Wouter Van Acker
The institutions that we traditionally trust to manage our knowledge – the library, the museum and the university – are being forced in the digital age to redefine what belongs inside and outside their walls, both in a physical and virtual sense. To measure the historical impact of the reformatting of knowledge on these institutions, this lecture will return one century in time and revisit the “Mundaneum” or the institutional vision of the Belgian bibliographer and internationalist Paul Otlet (1868-1944). A library, university, laboratory, and interface to a ‘worldwide brain’ at the same time, the Mundaneum crystallized his belief in the universality of knowledge and science. In 1928 with Le Corbusier and in 1935 with Maurice Heymans, he gave architectural form to his cosmological and epistemological system in a series of detailed plans of a modernist memory palace with a spiralling museum at its core. Although these projects seem utterly utopian, they directly continued his practical endeavours to create a universal bibliographic repertory by means of 3-by-5 inch index cards and the Universal Decimal Classification (UDC) which he created with his colleague Henri La Fontaine. This lecture will discuss the ideal order he imagined in his visualizations to emerge out of the information society of the early 20th century, and how it contradicted the perceived disorder and emergent acceptance of a fundamental disunity at the different levels of science, culture and politics.

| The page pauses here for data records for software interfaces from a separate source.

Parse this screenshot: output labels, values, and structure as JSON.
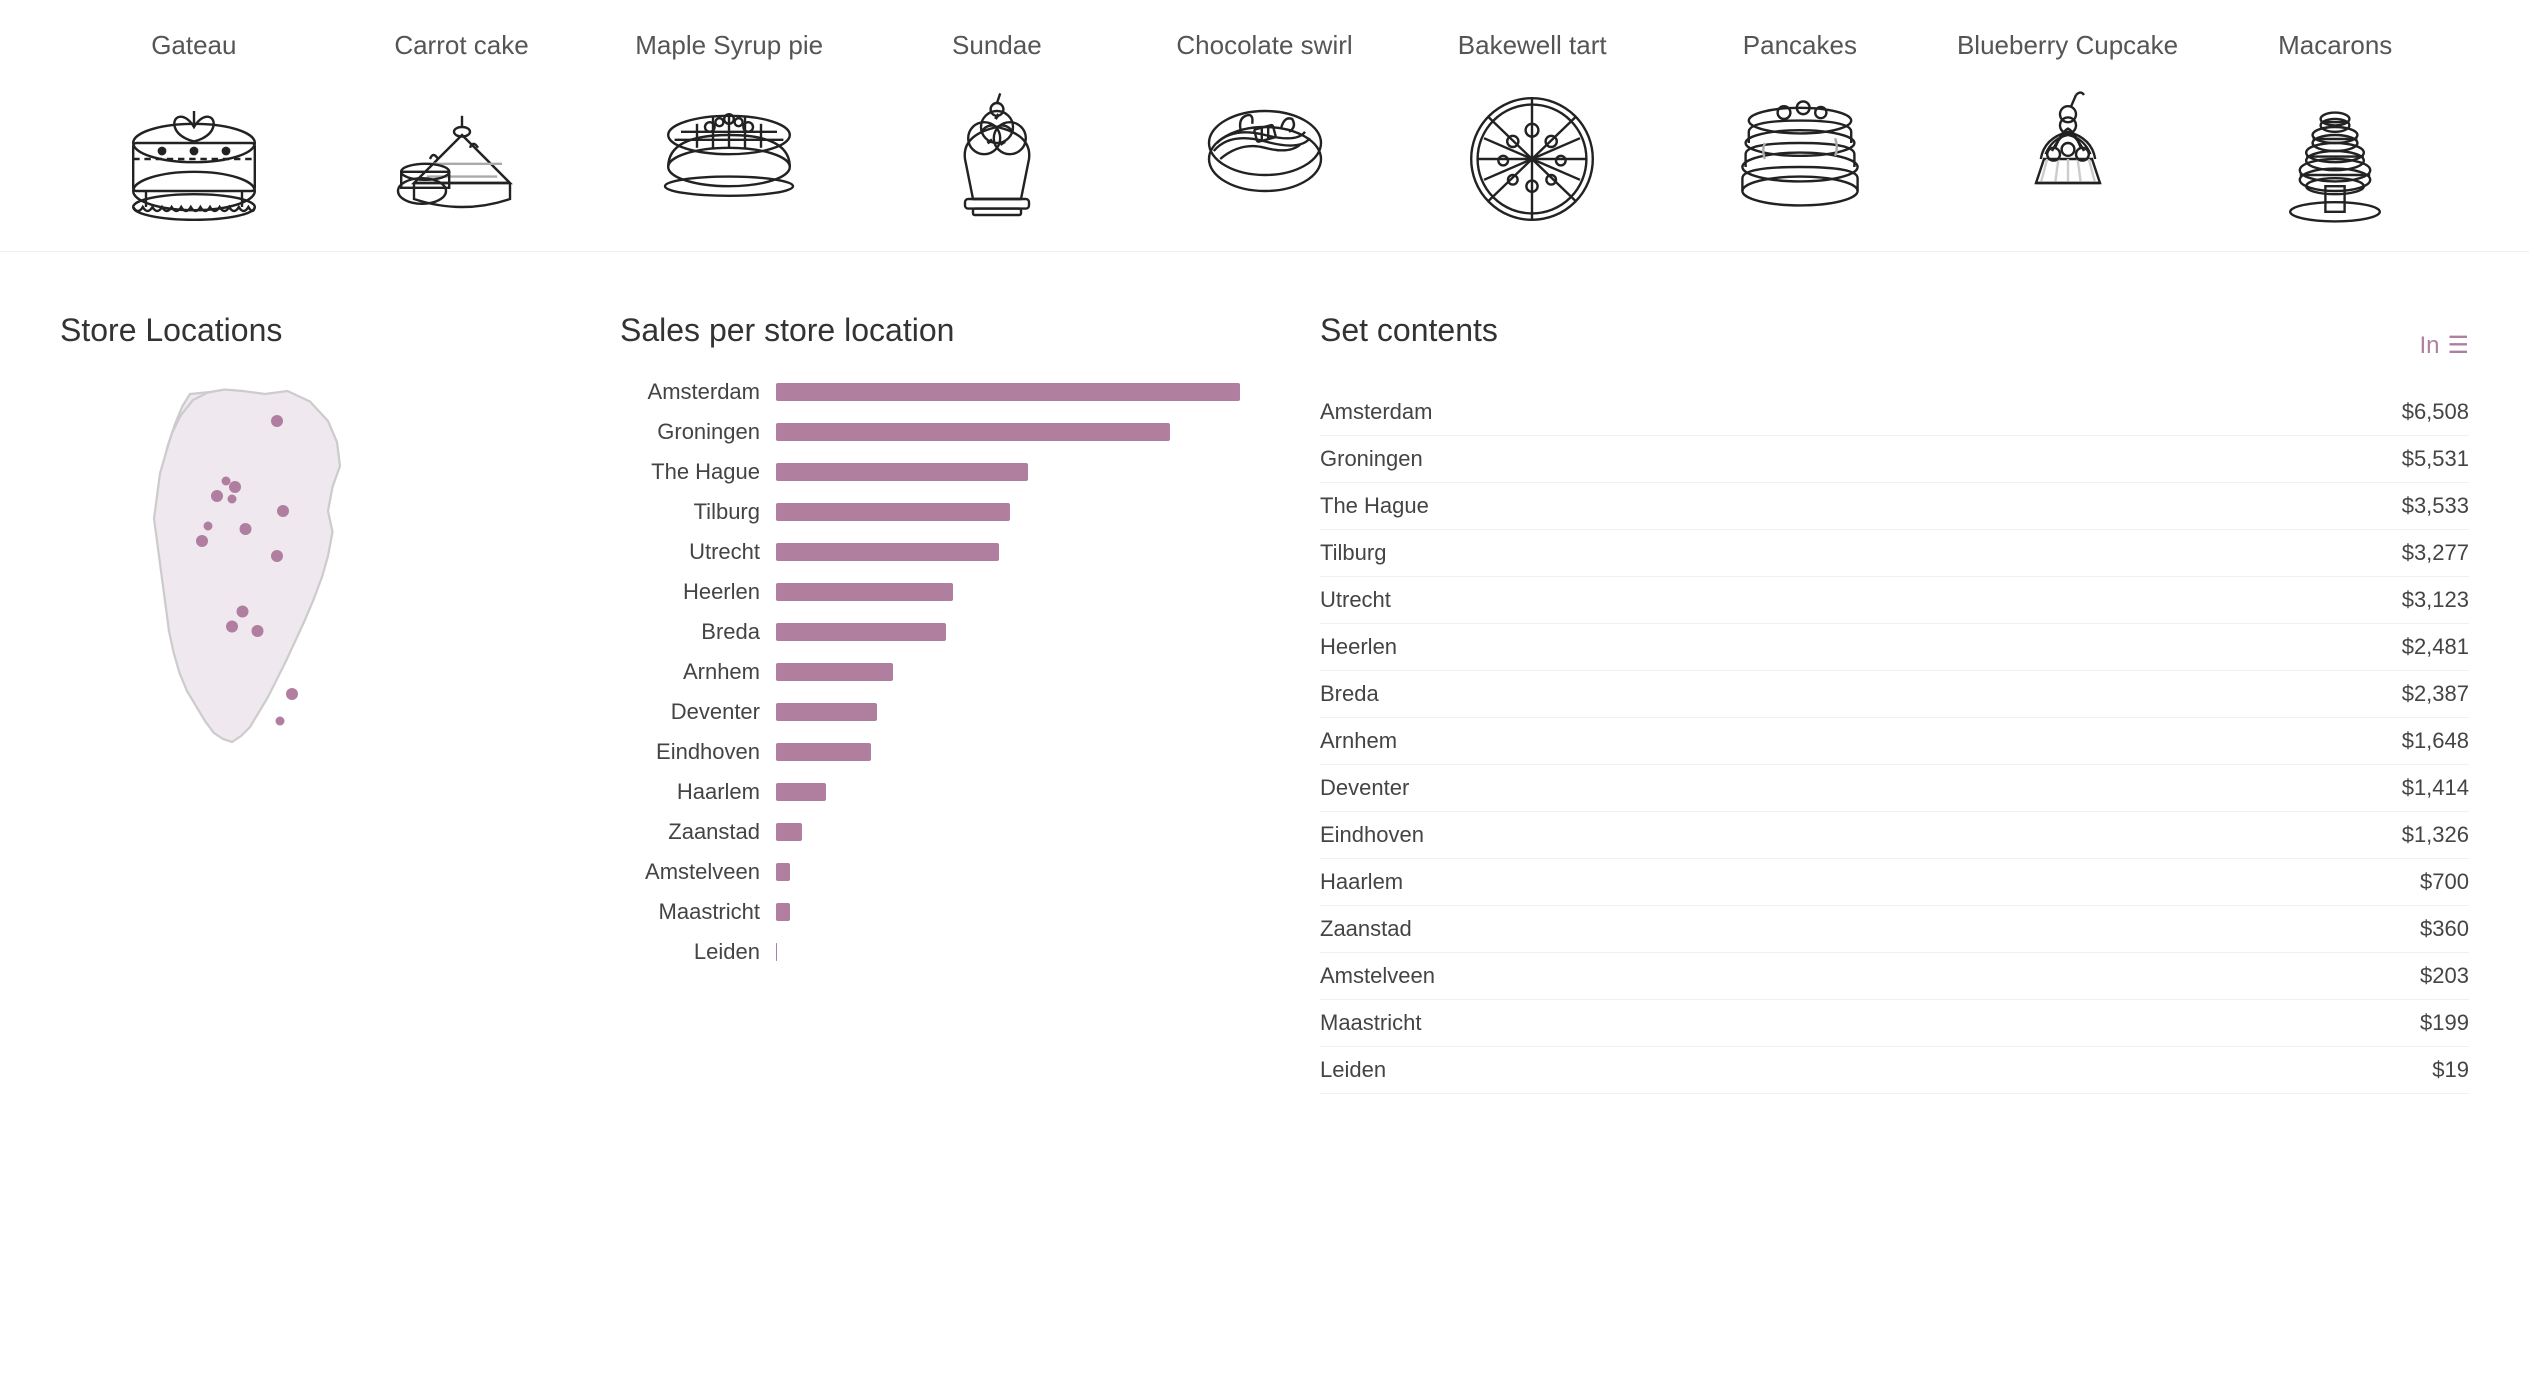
{
  "desserts": [
    {
      "id": "gateau",
      "label": "Gateau",
      "selected": true
    },
    {
      "id": "carrot-cake",
      "label": "Carrot cake",
      "selected": false
    },
    {
      "id": "maple-syrup-pie",
      "label": "Maple Syrup pie",
      "selected": false
    },
    {
      "id": "sundae",
      "label": "Sundae",
      "selected": false
    },
    {
      "id": "chocolate-swirl",
      "label": "Chocolate swirl",
      "selected": false
    },
    {
      "id": "bakewell-tart",
      "label": "Bakewell tart",
      "selected": false
    },
    {
      "id": "pancakes",
      "label": "Pancakes",
      "selected": false
    },
    {
      "id": "blueberry-cupcake",
      "label": "Blueberry Cupcake",
      "selected": false
    },
    {
      "id": "macarons",
      "label": "Macarons",
      "selected": false
    }
  ],
  "sections": {
    "store_locations": "Store Locations",
    "sales_title": "Sales per store location",
    "set_contents_title": "Set contents"
  },
  "sales": [
    {
      "city": "Amsterdam",
      "value": 6508,
      "pct": 100
    },
    {
      "city": "Groningen",
      "value": 5531,
      "pct": 85
    },
    {
      "city": "The Hague",
      "value": 3533,
      "pct": 54
    },
    {
      "city": "Tilburg",
      "value": 3277,
      "pct": 50
    },
    {
      "city": "Utrecht",
      "value": 3123,
      "pct": 48
    },
    {
      "city": "Heerlen",
      "value": 2481,
      "pct": 38
    },
    {
      "city": "Breda",
      "value": 2387,
      "pct": 37
    },
    {
      "city": "Arnhem",
      "value": 1648,
      "pct": 25
    },
    {
      "city": "Deventer",
      "value": 1414,
      "pct": 22
    },
    {
      "city": "Eindhoven",
      "value": 1326,
      "pct": 20
    },
    {
      "city": "Haarlem",
      "value": 700,
      "pct": 11
    },
    {
      "city": "Zaanstad",
      "value": 360,
      "pct": 6
    },
    {
      "city": "Amstelveen",
      "value": 203,
      "pct": 3
    },
    {
      "city": "Maastricht",
      "value": 199,
      "pct": 3
    },
    {
      "city": "Leiden",
      "value": 19,
      "pct": 1
    }
  ],
  "set_contents": [
    {
      "city": "Amsterdam",
      "value": "$6,508"
    },
    {
      "city": "Groningen",
      "value": "$5,531"
    },
    {
      "city": "The Hague",
      "value": "$3,533"
    },
    {
      "city": "Tilburg",
      "value": "$3,277"
    },
    {
      "city": "Utrecht",
      "value": "$3,123"
    },
    {
      "city": "Heerlen",
      "value": "$2,481"
    },
    {
      "city": "Breda",
      "value": "$2,387"
    },
    {
      "city": "Arnhem",
      "value": "$1,648"
    },
    {
      "city": "Deventer",
      "value": "$1,414"
    },
    {
      "city": "Eindhoven",
      "value": "$1,326"
    },
    {
      "city": "Haarlem",
      "value": "$700"
    },
    {
      "city": "Zaanstad",
      "value": "$360"
    },
    {
      "city": "Amstelveen",
      "value": "$203"
    },
    {
      "city": "Maastricht",
      "value": "$199"
    },
    {
      "city": "Leiden",
      "value": "$19"
    }
  ]
}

Wouter Van Acker ist Ingenieur-Architekt und Associate Professor an der Fakultät für Architektur La Cambre Horta der Université libre de Bruxelles (ULB), wo er das Forschungszentrum für Architekturgeschichte, -theorie und -kritik der ULB, hortence, mitleitet. Sein Forschungsschwerpunkt ist die Geschichte der Epistemologie und Ästhetik in der Architektur des zwanzigsten Jahrhunderts und insbesondere das Problem der Wiederkehr und des späten Stils in der Postmoderne.